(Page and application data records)

^^^^

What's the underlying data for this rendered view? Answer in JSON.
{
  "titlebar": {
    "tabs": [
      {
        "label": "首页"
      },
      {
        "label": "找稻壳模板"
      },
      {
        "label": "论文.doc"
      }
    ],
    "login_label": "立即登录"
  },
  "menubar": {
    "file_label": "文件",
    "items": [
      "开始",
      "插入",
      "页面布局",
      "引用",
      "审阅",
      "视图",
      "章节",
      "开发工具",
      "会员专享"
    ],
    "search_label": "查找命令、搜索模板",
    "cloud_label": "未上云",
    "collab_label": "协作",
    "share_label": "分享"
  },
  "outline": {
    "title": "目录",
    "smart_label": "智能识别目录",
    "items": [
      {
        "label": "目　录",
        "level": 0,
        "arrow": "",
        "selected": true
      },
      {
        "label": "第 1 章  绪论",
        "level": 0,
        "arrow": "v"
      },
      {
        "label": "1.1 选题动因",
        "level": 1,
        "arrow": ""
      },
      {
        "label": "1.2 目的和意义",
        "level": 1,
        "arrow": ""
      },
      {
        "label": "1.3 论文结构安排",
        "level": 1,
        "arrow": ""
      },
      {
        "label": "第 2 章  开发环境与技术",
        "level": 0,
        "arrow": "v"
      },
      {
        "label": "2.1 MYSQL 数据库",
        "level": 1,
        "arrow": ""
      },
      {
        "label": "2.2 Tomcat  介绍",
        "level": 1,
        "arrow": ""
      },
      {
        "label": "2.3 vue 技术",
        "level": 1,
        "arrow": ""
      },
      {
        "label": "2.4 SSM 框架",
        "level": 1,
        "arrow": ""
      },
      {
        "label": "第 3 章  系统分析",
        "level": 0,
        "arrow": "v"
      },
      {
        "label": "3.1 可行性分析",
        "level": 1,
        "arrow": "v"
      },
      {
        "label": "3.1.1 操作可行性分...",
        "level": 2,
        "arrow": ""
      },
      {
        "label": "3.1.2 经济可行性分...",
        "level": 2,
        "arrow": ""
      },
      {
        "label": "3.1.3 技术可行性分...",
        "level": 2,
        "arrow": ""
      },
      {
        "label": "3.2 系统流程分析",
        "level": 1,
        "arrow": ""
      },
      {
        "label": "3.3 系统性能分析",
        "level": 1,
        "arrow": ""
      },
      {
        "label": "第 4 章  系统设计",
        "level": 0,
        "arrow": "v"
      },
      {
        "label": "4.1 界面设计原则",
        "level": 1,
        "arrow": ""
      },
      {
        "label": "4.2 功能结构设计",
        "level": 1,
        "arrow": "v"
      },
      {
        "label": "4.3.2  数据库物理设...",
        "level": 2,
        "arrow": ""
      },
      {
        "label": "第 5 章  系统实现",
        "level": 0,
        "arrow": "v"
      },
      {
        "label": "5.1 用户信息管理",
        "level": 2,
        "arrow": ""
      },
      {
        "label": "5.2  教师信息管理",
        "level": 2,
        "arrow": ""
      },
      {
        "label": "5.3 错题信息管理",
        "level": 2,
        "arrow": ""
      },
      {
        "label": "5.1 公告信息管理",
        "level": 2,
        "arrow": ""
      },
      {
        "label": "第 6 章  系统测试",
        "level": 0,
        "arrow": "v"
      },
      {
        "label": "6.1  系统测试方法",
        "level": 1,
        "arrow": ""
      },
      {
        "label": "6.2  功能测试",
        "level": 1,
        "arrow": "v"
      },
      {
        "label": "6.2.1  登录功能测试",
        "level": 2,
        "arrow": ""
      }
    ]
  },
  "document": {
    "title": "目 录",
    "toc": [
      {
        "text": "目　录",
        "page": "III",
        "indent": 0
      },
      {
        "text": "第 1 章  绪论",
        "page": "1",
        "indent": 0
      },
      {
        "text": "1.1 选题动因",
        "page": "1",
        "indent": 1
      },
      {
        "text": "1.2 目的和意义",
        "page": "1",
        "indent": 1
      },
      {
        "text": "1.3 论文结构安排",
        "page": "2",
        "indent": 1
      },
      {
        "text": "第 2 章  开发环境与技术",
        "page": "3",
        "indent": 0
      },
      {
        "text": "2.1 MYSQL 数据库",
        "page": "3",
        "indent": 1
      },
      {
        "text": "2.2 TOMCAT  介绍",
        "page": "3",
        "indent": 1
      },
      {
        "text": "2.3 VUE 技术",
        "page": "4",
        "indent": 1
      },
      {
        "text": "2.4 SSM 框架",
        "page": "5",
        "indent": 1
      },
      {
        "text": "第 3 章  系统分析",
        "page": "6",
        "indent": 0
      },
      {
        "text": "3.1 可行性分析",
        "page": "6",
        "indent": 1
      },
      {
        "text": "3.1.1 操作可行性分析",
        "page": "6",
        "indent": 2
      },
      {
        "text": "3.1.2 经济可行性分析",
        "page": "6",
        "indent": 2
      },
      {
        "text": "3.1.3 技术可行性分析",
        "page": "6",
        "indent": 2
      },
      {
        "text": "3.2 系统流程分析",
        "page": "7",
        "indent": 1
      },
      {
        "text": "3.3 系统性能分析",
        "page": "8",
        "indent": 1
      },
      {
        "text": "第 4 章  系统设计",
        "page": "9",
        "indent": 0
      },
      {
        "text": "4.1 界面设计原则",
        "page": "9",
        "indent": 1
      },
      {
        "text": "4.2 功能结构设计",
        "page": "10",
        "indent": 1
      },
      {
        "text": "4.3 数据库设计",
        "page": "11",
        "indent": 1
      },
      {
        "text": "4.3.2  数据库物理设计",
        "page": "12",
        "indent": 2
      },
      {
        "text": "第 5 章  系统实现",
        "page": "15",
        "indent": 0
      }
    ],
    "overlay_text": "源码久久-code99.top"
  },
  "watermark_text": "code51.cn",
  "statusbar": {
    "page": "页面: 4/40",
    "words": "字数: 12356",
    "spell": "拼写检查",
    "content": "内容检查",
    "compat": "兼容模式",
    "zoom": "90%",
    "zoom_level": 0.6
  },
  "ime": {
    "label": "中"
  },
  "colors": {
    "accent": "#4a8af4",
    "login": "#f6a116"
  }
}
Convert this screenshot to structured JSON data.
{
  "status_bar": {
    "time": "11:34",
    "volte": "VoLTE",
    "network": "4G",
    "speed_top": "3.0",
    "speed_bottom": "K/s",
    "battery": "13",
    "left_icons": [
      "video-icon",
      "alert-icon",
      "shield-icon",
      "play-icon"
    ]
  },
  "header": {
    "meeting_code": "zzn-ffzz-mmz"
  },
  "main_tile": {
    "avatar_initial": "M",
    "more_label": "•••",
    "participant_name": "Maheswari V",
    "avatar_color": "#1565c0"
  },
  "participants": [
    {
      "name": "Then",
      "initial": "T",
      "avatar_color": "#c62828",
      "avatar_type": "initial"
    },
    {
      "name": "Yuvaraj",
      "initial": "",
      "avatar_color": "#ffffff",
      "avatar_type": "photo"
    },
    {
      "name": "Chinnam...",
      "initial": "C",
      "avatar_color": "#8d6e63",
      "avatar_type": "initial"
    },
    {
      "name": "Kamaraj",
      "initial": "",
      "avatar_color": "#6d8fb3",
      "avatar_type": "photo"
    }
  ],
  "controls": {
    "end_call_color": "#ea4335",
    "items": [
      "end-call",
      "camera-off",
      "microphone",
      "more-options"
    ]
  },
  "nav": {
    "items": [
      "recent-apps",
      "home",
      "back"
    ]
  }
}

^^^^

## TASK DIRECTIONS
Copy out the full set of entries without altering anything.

## EXERCISE OUTPUT
What's the underlying data for this rendered view? Answer in JSON.
{
  "titlebar": {
    "tabs": [
      {
        "label": "首页"
      },
      {
        "label": "找稻壳模板"
      },
      {
        "label": "论文.doc"
      }
    ],
    "login_label": "立即登录"
  },
  "menubar": {
    "file_label": "文件",
    "items": [
      "开始",
      "插入",
      "页面布局",
      "引用",
      "审阅",
      "视图",
      "章节",
      "开发工具",
      "会员专享"
    ],
    "search_label": "查找命令、搜索模板",
    "cloud_label": "未上云",
    "collab_label": "协作",
    "share_label": "分享"
  },
  "outline": {
    "title": "目录",
    "smart_label": "智能识别目录",
    "items": [
      {
        "label": "目　录",
        "level": 0,
        "arrow": "",
        "selected": true
      },
      {
        "label": "第 1 章  绪论",
        "level": 0,
        "arrow": "v"
      },
      {
        "label": "1.1 选题动因",
        "level": 1,
        "arrow": ""
      },
      {
        "label": "1.2 目的和意义",
        "level": 1,
        "arrow": ""
      },
      {
        "label": "1.3 论文结构安排",
        "level": 1,
        "arrow": ""
      },
      {
        "label": "第 2 章  开发环境与技术",
        "level": 0,
        "arrow": "v"
      },
      {
        "label": "2.1 MYSQL 数据库",
        "level": 1,
        "arrow": ""
      },
      {
        "label": "2.2 Tomcat  介绍",
        "level": 1,
        "arrow": ""
      },
      {
        "label": "2.3 vue 技术",
        "level": 1,
        "arrow": ""
      },
      {
        "label": "2.4 SSM 框架",
        "level": 1,
        "arrow": ""
      },
      {
        "label": "第 3 章  系统分析",
        "level": 0,
        "arrow": "v"
      },
      {
        "label": "3.1 可行性分析",
        "level": 1,
        "arrow": "v"
      },
      {
        "label": "3.1.1 操作可行性分...",
        "level": 2,
        "arrow": ""
      },
      {
        "label": "3.1.2 经济可行性分...",
        "level": 2,
        "arrow": ""
      },
      {
        "label": "3.1.3 技术可行性分...",
        "level": 2,
        "arrow": ""
      },
      {
        "label": "3.2 系统流程分析",
        "level": 1,
        "arrow": ""
      },
      {
        "label": "3.3 系统性能分析",
        "level": 1,
        "arrow": ""
      },
      {
        "label": "第 4 章  系统设计",
        "level": 0,
        "arrow": "v"
      },
      {
        "label": "4.1 界面设计原则",
        "level": 1,
        "arrow": ""
      },
      {
        "label": "4.2 功能结构设计",
        "level": 1,
        "arrow": "v"
      },
      {
        "label": "4.3.2  数据库物理设...",
        "level": 2,
        "arrow": ""
      },
      {
        "label": "第 5 章  系统实现",
        "level": 0,
        "arrow": "v"
      },
      {
        "label": "5.1 用户信息管理",
        "level": 2,
        "arrow": ""
      },
      {
        "label": "5.2  教师信息管理",
        "level": 2,
        "arrow": ""
      },
      {
        "label": "5.3 错题信息管理",
        "level": 2,
        "arrow": ""
      },
      {
        "label": "5.1 公告信息管理",
        "level": 2,
        "arrow": ""
      },
      {
        "label": "第 6 章  系统测试",
        "level": 0,
        "arrow": "v"
      },
      {
        "label": "6.1  系统测试方法",
        "level": 1,
        "arrow": ""
      },
      {
        "label": "6.2  功能测试",
        "level": 1,
        "arrow": "v"
      },
      {
        "label": "6.2.1  登录功能测试",
        "level": 2,
        "arrow": ""
      }
    ]
  },
  "document": {
    "title": "目 录",
    "toc": [
      {
        "text": "目　录",
        "page": "III",
        "indent": 0
      },
      {
        "text": "第 1 章  绪论",
        "page": "1",
        "indent": 0
      },
      {
        "text": "1.1 选题动因",
        "page": "1",
        "indent": 1
      },
      {
        "text": "1.2 目的和意义",
        "page": "1",
        "indent": 1
      },
      {
        "text": "1.3 论文结构安排",
        "page": "2",
        "indent": 1
      },
      {
        "text": "第 2 章  开发环境与技术",
        "page": "3",
        "indent": 0
      },
      {
        "text": "2.1 MYSQL 数据库",
        "page": "3",
        "indent": 1
      },
      {
        "text": "2.2 TOMCAT  介绍",
        "page": "3",
        "indent": 1
      },
      {
        "text": "2.3 VUE 技术",
        "page": "4",
        "indent": 1
      },
      {
        "text": "2.4 SSM 框架",
        "page": "5",
        "indent": 1
      },
      {
        "text": "第 3 章  系统分析",
        "page": "6",
        "indent": 0
      },
      {
        "text": "3.1 可行性分析",
        "page": "6",
        "indent": 1
      },
      {
        "text": "3.1.1 操作可行性分析",
        "page": "6",
        "indent": 2
      },
      {
        "text": "3.1.2 经济可行性分析",
        "page": "6",
        "indent": 2
      },
      {
        "text": "3.1.3 技术可行性分析",
        "page": "6",
        "indent": 2
      },
      {
        "text": "3.2 系统流程分析",
        "page": "7",
        "indent": 1
      },
      {
        "text": "3.3 系统性能分析",
        "page": "8",
        "indent": 1
      },
      {
        "text": "第 4 章  系统设计",
        "page": "9",
        "indent": 0
      },
      {
        "text": "4.1 界面设计原则",
        "page": "9",
        "indent": 1
      },
      {
        "text": "4.2 功能结构设计",
        "page": "10",
        "indent": 1
      },
      {
        "text": "4.3 数据库设计",
        "page": "11",
        "indent": 1
      },
      {
        "text": "4.3.2  数据库物理设计",
        "page": "12",
        "indent": 2
      },
      {
        "text": "第 5 章  系统实现",
        "page": "15",
        "indent": 0
      }
    ],
    "overlay_text": "源码久久-code99.top"
  },
  "watermark_text": "code51.cn",
  "statusbar": {
    "page": "页面: 4/40",
    "words": "字数: 12356",
    "spell": "拼写检查",
    "content": "内容检查",
    "compat": "兼容模式",
    "zoom": "90%",
    "zoom_level": 0.6
  },
  "ime": {
    "label": "中"
  },
  "colors": {
    "accent": "#4a8af4",
    "login": "#f6a116"
  }
}
Convert this screenshot to structured JSON data.
{
  "status_bar": {
    "time": "11:34",
    "volte": "VoLTE",
    "network": "4G",
    "speed_top": "3.0",
    "speed_bottom": "K/s",
    "battery": "13",
    "left_icons": [
      "video-icon",
      "alert-icon",
      "shield-icon",
      "play-icon"
    ]
  },
  "header": {
    "meeting_code": "zzn-ffzz-mmz"
  },
  "main_tile": {
    "avatar_initial": "M",
    "more_label": "•••",
    "participant_name": "Maheswari V",
    "avatar_color": "#1565c0"
  },
  "participants": [
    {
      "name": "Then",
      "initial": "T",
      "avatar_color": "#c62828",
      "avatar_type": "initial"
    },
    {
      "name": "Yuvaraj",
      "initial": "",
      "avatar_color": "#ffffff",
      "avatar_type": "photo"
    },
    {
      "name": "Chinnam...",
      "initial": "C",
      "avatar_color": "#8d6e63",
      "avatar_type": "initial"
    },
    {
      "name": "Kamaraj",
      "initial": "",
      "avatar_color": "#6d8fb3",
      "avatar_type": "photo"
    }
  ],
  "controls": {
    "end_call_color": "#ea4335",
    "items": [
      "end-call",
      "camera-off",
      "microphone",
      "more-options"
    ]
  },
  "nav": {
    "items": [
      "recent-apps",
      "home",
      "back"
    ]
  }
}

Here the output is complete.